Prevent USB Drives from Spreading Viruses
When you stick a thumb drive infected with a worm like Conficker/Downadup into a clean system, the normally handy AutoPlay feature launches the worm and spreads the infection. You can prevent this by flipping the master switch. Here’s how:
1.Click on the “Start” button and pick “Run.”
2.Enter the text GPEDIT.MSC and press Enter. After a moment, the Group Policy editor window will open.
3.In the left panel, double-click on “Computer Configuration.”
4.Double-click on “Administrative Templates.”
5.Double-click on “System.”
6.In the right panel near the bottom of the list, double-click on “Turn off autoplay.”/
7.The default setting is the “Not configured.” Put a bullet in “Enabled.”
8.Make sure “Turn off Autoplay on:” is set to “All drives.”
9.Click on “Apply,” and then “OK”.
10.Close the Group Policy editor window.

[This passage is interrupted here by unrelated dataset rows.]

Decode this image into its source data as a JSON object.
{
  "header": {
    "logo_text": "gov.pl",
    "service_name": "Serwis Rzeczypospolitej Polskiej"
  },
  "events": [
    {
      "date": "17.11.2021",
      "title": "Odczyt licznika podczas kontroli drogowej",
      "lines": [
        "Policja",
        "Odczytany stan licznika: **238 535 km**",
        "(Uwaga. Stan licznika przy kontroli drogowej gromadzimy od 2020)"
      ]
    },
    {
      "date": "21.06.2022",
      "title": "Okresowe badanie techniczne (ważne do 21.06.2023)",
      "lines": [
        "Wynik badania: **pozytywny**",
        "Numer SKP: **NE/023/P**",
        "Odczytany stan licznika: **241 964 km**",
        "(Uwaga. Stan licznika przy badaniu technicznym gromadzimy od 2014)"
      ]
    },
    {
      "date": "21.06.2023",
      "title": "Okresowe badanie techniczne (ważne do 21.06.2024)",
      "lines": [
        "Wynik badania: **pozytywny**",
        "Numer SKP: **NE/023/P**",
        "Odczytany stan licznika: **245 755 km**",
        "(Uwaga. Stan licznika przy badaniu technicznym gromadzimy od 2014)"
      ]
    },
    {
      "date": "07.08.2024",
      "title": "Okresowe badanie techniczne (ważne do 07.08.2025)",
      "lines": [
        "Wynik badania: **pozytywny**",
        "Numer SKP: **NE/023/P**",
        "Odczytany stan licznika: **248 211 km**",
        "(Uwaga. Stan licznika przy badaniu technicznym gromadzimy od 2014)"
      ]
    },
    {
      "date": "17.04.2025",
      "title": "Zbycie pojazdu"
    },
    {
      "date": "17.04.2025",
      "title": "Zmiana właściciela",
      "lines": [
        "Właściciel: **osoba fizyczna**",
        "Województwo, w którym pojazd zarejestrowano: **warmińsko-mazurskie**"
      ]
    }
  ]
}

Spam is anonymous, unsolicited bulk email – it is effectively the email equivalent of physical junk mail delivered through the post. It is sent out in mass quantities by spammers who make money from the small percentage of recipients that actually respond. Spam is also used for phishing and to spread malicious code.
Over the last decade, the use of and delivery of spam has evolved. While spam was initially sent directly to computer users and easily blocked, in the coming years, high-speed Internet connections allowed spammers to send out mass mailings inexpensively and quickly, as did the discovery that individual users’ modems could be accessed by anyone from anywhere in the world since they had no protection at all. In other words, unsuspecting internet users’ connections could be used to send their spam in much higher volume.
That was until hardware manufacturers began securing their equipment, and filters became more proficient at blocking spam. Yet, spammer techniques have always evolved, not only in the way they send spam, but also in response to filters. The result is an ongoing battle between spammers and those working to prevent them, constantly trying to stay one step ahead in the fight to keep spam from clogging the information superhighway..
If you’re shopping or banking online, stick to sites that use encryption to protect your information as it travels from your computer to their server. To determine if a website is encrypted, look for https at the beginning of the web address (the “s” is for secure).
Some websites use encryption only on the sign-in page, but if any part of your session isn’t encrypted, the entire account could be vulnerable. Look for https on every page of the site you’re on, not just where you sign in..